REQUIREMENT:
Give each record below again, without a single difference.

*** Opening DATA EXTRACT ***

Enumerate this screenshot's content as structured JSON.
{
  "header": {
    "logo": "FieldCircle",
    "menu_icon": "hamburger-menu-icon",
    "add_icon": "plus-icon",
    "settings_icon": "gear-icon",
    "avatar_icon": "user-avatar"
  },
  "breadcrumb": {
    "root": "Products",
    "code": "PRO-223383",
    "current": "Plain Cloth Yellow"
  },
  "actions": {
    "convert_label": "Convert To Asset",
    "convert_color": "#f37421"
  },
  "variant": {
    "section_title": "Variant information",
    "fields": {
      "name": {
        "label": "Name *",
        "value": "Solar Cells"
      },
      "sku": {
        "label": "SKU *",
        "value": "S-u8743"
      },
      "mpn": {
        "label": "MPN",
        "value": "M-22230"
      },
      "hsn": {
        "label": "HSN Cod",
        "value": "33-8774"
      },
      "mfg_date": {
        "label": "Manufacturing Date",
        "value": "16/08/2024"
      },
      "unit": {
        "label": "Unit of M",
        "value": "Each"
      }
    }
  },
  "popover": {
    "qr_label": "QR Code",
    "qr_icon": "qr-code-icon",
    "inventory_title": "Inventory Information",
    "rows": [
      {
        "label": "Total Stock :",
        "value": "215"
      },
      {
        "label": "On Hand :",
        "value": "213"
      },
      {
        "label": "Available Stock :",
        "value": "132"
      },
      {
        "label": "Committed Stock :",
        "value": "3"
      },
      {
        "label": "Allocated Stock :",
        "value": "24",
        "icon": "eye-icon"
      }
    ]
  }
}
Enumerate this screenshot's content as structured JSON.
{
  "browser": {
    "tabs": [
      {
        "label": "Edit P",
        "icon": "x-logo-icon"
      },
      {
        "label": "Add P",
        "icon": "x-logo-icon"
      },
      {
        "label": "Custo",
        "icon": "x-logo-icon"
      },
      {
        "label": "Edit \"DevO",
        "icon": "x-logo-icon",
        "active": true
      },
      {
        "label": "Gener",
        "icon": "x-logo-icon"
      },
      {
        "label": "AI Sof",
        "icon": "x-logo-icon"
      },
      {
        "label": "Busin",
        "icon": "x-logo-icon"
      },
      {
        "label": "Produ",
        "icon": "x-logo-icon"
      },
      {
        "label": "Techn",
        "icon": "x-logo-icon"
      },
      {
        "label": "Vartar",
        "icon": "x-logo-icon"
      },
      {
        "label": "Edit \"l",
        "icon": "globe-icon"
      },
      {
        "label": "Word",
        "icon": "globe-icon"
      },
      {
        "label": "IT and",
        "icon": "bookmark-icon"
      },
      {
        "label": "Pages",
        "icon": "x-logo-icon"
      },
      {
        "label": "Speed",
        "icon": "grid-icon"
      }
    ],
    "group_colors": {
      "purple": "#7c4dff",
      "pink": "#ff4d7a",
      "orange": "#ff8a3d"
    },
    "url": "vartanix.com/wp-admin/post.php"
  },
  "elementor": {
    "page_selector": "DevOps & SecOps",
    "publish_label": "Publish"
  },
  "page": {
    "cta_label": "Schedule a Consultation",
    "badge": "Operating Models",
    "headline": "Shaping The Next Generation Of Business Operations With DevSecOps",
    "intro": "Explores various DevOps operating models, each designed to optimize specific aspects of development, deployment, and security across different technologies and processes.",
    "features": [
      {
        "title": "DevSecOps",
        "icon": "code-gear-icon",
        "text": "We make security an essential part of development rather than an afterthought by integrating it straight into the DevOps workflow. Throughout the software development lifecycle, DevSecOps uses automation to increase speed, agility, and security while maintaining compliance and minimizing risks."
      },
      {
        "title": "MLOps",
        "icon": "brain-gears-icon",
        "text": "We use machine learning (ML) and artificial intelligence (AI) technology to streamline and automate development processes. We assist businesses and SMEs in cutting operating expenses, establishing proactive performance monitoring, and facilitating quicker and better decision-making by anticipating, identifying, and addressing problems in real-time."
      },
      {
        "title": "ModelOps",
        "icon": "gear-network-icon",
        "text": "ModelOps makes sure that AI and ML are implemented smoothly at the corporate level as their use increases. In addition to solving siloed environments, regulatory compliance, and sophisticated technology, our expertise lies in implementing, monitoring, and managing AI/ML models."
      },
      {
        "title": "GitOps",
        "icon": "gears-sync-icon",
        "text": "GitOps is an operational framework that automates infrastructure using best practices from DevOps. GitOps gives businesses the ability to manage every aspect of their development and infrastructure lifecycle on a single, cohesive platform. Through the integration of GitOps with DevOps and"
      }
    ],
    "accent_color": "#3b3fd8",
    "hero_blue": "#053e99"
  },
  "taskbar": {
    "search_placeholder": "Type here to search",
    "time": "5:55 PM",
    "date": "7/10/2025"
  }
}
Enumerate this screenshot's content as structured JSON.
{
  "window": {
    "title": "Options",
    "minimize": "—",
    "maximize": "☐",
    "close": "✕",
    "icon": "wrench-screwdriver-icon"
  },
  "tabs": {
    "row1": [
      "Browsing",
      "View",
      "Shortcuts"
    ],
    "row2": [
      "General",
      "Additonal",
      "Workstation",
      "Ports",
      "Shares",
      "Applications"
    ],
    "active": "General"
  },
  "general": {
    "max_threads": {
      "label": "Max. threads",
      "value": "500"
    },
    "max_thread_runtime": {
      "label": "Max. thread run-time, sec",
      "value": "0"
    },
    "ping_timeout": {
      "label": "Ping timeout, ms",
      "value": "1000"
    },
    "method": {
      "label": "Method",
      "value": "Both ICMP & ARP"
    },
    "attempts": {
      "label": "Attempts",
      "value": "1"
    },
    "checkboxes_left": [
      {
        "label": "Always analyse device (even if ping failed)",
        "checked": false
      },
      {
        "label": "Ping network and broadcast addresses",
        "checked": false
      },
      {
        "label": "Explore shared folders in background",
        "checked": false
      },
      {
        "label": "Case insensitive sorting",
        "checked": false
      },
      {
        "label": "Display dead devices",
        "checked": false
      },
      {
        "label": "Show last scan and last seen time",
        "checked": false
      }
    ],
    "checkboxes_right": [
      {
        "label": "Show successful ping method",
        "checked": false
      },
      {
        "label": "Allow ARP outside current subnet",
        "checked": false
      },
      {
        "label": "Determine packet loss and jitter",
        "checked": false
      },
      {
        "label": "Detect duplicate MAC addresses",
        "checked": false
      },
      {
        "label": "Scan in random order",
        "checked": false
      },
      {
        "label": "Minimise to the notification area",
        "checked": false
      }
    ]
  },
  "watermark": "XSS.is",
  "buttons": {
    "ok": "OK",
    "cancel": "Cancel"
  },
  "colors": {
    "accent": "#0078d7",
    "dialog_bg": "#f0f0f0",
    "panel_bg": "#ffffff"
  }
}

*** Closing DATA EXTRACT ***

RESULT BELOW:
Enumerate this screenshot's content as structured JSON.
{
  "header": {
    "logo": "FieldCircle",
    "menu_icon": "hamburger-menu-icon",
    "add_icon": "plus-icon",
    "settings_icon": "gear-icon",
    "avatar_icon": "user-avatar"
  },
  "breadcrumb": {
    "root": "Products",
    "code": "PRO-223383",
    "current": "Plain Cloth Yellow"
  },
  "actions": {
    "convert_label": "Convert To Asset",
    "convert_color": "#f37421"
  },
  "variant": {
    "section_title": "Variant information",
    "fields": {
      "name": {
        "label": "Name *",
        "value": "Solar Cells"
      },
      "sku": {
        "label": "SKU *",
        "value": "S-u8743"
      },
      "mpn": {
        "label": "MPN",
        "value": "M-22230"
      },
      "hsn": {
        "label": "HSN Cod",
        "value": "33-8774"
      },
      "mfg_date": {
        "label": "Manufacturing Date",
        "value": "16/08/2024"
      },
      "unit": {
        "label": "Unit of M",
        "value": "Each"
      }
    }
  },
  "popover": {
    "qr_label": "QR Code",
    "qr_icon": "qr-code-icon",
    "inventory_title": "Inventory Information",
    "rows": [
      {
        "label": "Total Stock :",
        "value": "215"
      },
      {
        "label": "On Hand :",
        "value": "213"
      },
      {
        "label": "Available Stock :",
        "value": "132"
      },
      {
        "label": "Committed Stock :",
        "value": "3"
      },
      {
        "label": "Allocated Stock :",
        "value": "24",
        "icon": "eye-icon"
      }
    ]
  }
}
Enumerate this screenshot's content as structured JSON.
{
  "browser": {
    "tabs": [
      {
        "label": "Edit P",
        "icon": "x-logo-icon"
      },
      {
        "label": "Add P",
        "icon": "x-logo-icon"
      },
      {
        "label": "Custo",
        "icon": "x-logo-icon"
      },
      {
        "label": "Edit \"DevO",
        "icon": "x-logo-icon",
        "active": true
      },
      {
        "label": "Gener",
        "icon": "x-logo-icon"
      },
      {
        "label": "AI Sof",
        "icon": "x-logo-icon"
      },
      {
        "label": "Busin",
        "icon": "x-logo-icon"
      },
      {
        "label": "Produ",
        "icon": "x-logo-icon"
      },
      {
        "label": "Techn",
        "icon": "x-logo-icon"
      },
      {
        "label": "Vartar",
        "icon": "x-logo-icon"
      },
      {
        "label": "Edit \"l",
        "icon": "globe-icon"
      },
      {
        "label": "Word",
        "icon": "globe-icon"
      },
      {
        "label": "IT and",
        "icon": "bookmark-icon"
      },
      {
        "label": "Pages",
        "icon": "x-logo-icon"
      },
      {
        "label": "Speed",
        "icon": "grid-icon"
      }
    ],
    "group_colors": {
      "purple": "#7c4dff",
      "pink": "#ff4d7a",
      "orange": "#ff8a3d"
    },
    "url": "vartanix.com/wp-admin/post.php"
  },
  "elementor": {
    "page_selector": "DevOps & SecOps",
    "publish_label": "Publish"
  },
  "page": {
    "cta_label": "Schedule a Consultation",
    "badge": "Operating Models",
    "headline": "Shaping The Next Generation Of Business Operations With DevSecOps",
    "intro": "Explores various DevOps operating models, each designed to optimize specific aspects of development, deployment, and security across different technologies and processes.",
    "features": [
      {
        "title": "DevSecOps",
        "icon": "code-gear-icon",
        "text": "We make security an essential part of development rather than an afterthought by integrating it straight into the DevOps workflow. Throughout the software development lifecycle, DevSecOps uses automation to increase speed, agility, and security while maintaining compliance and minimizing risks."
      },
      {
        "title": "MLOps",
        "icon": "brain-gears-icon",
        "text": "We use machine learning (ML) and artificial intelligence (AI) technology to streamline and automate development processes. We assist businesses and SMEs in cutting operating expenses, establishing proactive performance monitoring, and facilitating quicker and better decision-making by anticipating, identifying, and addressing problems in real-time."
      },
      {
        "title": "ModelOps",
        "icon": "gear-network-icon",
        "text": "ModelOps makes sure that AI and ML are implemented smoothly at the corporate level as their use increases. In addition to solving siloed environments, regulatory compliance, and sophisticated technology, our expertise lies in implementing, monitoring, and managing AI/ML models."
      },
      {
        "title": "GitOps",
        "icon": "gears-sync-icon",
        "text": "GitOps is an operational framework that automates infrastructure using best practices from DevOps. GitOps gives businesses the ability to manage every aspect of their development and infrastructure lifecycle on a single, cohesive platform. Through the integration of GitOps with DevOps and"
      }
    ],
    "accent_color": "#3b3fd8",
    "hero_blue": "#053e99"
  },
  "taskbar": {
    "search_placeholder": "Type here to search",
    "time": "5:55 PM",
    "date": "7/10/2025"
  }
}
Enumerate this screenshot's content as structured JSON.
{
  "window": {
    "title": "Options",
    "minimize": "—",
    "maximize": "☐",
    "close": "✕",
    "icon": "wrench-screwdriver-icon"
  },
  "tabs": {
    "row1": [
      "Browsing",
      "View",
      "Shortcuts"
    ],
    "row2": [
      "General",
      "Additonal",
      "Workstation",
      "Ports",
      "Shares",
      "Applications"
    ],
    "active": "General"
  },
  "general": {
    "max_threads": {
      "label": "Max. threads",
      "value": "500"
    },
    "max_thread_runtime": {
      "label": "Max. thread run-time, sec",
      "value": "0"
    },
    "ping_timeout": {
      "label": "Ping timeout, ms",
      "value": "1000"
    },
    "method": {
      "label": "Method",
      "value": "Both ICMP & ARP"
    },
    "attempts": {
      "label": "Attempts",
      "value": "1"
    },
    "checkboxes_left": [
      {
        "label": "Always analyse device (even if ping failed)",
        "checked": false
      },
      {
        "label": "Ping network and broadcast addresses",
        "checked": false
      },
      {
        "label": "Explore shared folders in background",
        "checked": false
      },
      {
        "label": "Case insensitive sorting",
        "checked": false
      },
      {
        "label": "Display dead devices",
        "checked": false
      },
      {
        "label": "Show last scan and last seen time",
        "checked": false
      }
    ],
    "checkboxes_right": [
      {
        "label": "Show successful ping method",
        "checked": false
      },
      {
        "label": "Allow ARP outside current subnet",
        "checked": false
      },
      {
        "label": "Determine packet loss and jitter",
        "checked": false
      },
      {
        "label": "Detect duplicate MAC addresses",
        "checked": false
      },
      {
        "label": "Scan in random order",
        "checked": false
      },
      {
        "label": "Minimise to the notification area",
        "checked": false
      }
    ]
  },
  "watermark": "XSS.is",
  "buttons": {
    "ok": "OK",
    "cancel": "Cancel"
  },
  "colors": {
    "accent": "#0078d7",
    "dialog_bg": "#f0f0f0",
    "panel_bg": "#ffffff"
  }
}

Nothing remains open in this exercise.